Pseudomonas species bacteremia caused by contaminated normal human serum albumin.

TitlePseudomonas species bacteremia caused by contaminated normal human serum albumin.
Publication TypeJournal Article
Year of Publication1977
AuthorsSteere AC, Tenney JH, Mackel DC, Snyder MJ, Polakavetz S, Dunne ME, Dixon R
JournalThe Journal of infectious diseases//J Infect Dis
Pagination729 - 35
Date Published1977
ISBN Number0022-1899
Other Numbersih3, 0413675
Keywords*Pseudomonas aeruginosa/ip [Isolation & Purification], *Sepsis/et [Etiology], *Serum Albumin/st [Standards], Chloramphenicol/pd [Pharmacology], Disease Outbreaks/pc [Prevention & Control], Drug Resistance, Microbial, Epidemiologic Methods, Humans, Nalidixic Acid/pd [Pharmacology], Pseudomonas aeruginosa/de [Drug Effects], Pseudomonas/de [Drug Effects], Pseudomonas/ip [Isolation & Purification], Tetracycline/pd [Pharmacology]
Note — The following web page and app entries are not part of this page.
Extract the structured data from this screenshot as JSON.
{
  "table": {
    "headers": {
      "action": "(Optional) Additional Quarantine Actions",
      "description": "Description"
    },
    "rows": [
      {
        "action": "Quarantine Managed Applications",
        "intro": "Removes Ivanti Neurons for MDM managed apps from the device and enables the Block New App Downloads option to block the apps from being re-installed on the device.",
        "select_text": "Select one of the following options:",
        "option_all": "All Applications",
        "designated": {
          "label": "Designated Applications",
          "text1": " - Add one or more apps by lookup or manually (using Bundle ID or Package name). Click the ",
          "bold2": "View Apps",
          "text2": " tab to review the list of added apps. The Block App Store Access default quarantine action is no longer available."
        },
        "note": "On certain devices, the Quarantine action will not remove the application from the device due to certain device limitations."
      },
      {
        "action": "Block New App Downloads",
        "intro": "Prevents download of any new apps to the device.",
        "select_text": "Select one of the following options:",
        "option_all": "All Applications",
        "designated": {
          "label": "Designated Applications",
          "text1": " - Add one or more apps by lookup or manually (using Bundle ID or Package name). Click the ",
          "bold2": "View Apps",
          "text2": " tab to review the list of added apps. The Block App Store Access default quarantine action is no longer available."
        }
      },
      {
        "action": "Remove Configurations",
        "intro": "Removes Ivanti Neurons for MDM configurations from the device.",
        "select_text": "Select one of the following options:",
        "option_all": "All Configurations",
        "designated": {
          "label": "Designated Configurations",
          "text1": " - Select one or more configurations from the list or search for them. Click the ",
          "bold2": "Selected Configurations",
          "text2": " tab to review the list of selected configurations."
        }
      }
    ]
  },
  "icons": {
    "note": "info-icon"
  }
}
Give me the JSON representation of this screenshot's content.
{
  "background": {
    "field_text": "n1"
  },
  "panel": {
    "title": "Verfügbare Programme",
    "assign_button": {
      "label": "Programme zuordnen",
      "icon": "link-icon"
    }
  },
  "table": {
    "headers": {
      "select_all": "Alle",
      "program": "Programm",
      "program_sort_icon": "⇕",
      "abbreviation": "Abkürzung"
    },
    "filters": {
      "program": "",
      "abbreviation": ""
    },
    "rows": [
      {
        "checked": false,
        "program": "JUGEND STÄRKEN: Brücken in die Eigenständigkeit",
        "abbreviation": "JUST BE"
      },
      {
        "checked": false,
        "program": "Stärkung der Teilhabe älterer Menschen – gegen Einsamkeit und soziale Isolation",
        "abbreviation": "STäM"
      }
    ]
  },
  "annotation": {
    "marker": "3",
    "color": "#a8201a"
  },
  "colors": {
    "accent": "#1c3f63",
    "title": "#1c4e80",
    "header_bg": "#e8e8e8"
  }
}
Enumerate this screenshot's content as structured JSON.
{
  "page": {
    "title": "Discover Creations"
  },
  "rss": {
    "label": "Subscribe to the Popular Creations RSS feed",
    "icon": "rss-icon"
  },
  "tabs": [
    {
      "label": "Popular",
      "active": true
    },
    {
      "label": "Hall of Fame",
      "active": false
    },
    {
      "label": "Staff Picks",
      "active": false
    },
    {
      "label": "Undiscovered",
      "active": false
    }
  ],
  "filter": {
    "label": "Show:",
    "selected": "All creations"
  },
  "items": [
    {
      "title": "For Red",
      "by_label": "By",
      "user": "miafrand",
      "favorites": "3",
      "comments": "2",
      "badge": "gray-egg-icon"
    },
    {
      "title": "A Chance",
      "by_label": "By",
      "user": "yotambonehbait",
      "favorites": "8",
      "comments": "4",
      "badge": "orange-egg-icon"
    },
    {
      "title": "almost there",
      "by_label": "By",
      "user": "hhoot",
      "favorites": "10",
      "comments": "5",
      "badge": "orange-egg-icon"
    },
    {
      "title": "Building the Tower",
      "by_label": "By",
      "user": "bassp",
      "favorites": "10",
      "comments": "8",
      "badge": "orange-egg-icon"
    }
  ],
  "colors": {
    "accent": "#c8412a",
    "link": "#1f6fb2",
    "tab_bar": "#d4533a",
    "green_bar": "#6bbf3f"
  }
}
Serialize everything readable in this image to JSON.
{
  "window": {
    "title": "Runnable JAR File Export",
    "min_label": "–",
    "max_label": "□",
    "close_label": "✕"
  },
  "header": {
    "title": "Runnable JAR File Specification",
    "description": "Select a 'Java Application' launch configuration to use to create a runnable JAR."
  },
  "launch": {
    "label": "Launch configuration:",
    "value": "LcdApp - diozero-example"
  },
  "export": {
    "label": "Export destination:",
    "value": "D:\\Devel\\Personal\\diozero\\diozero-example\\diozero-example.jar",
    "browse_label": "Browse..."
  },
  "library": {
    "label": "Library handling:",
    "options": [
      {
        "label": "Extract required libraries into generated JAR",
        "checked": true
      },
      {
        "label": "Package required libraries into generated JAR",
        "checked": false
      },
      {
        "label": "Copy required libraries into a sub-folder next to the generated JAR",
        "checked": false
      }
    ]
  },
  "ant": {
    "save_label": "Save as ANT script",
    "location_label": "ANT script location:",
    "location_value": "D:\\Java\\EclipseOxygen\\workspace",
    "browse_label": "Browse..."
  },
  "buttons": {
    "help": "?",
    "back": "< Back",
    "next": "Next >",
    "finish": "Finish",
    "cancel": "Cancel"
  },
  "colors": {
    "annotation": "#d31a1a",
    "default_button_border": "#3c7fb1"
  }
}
In May and June 1973, 11 patients on the surgical service at the University of Maryland Hospital had bacteremia caused by Pseudomonas species. Seven of the isolates recovered from blood cultures had the same antibiogram (sensitive only to chloramphenicol and tetracycline). Ten of the 11 patients were given 25% normal serum albumin (human) shortly before the onset of symptoms. In contrast, only two of seven patients with bacteremia due to Psuedomonas aeruginosa in May and June (P =0.013) and only nine of 20 patients located in surgical special care units during these months (P =0.014) were given this product. When cultured, the albumin in one of 54 previously unopened vials from the implicated lot yielded Pseudomonas cepacia sensitive only to chloramphenicol, tetracycline, and nalidixic acid. Subsequent investigation showed that five more patients in four other hospitals had symptoms of bacteremia shortly after the infusion of different lots of albumin from the same manufacturer, and in four cases P. cepacia was cultured from the suspect albumin. Since sterility testing by manufacturers may not detect low-frequency contamination, surveillance of nosocomial infections, investigation of unusual disease clusters, and prompt reporting of suspect reactions are essential in the control of such outbreaks.

Notify Library Reference ID4317

Related Incidents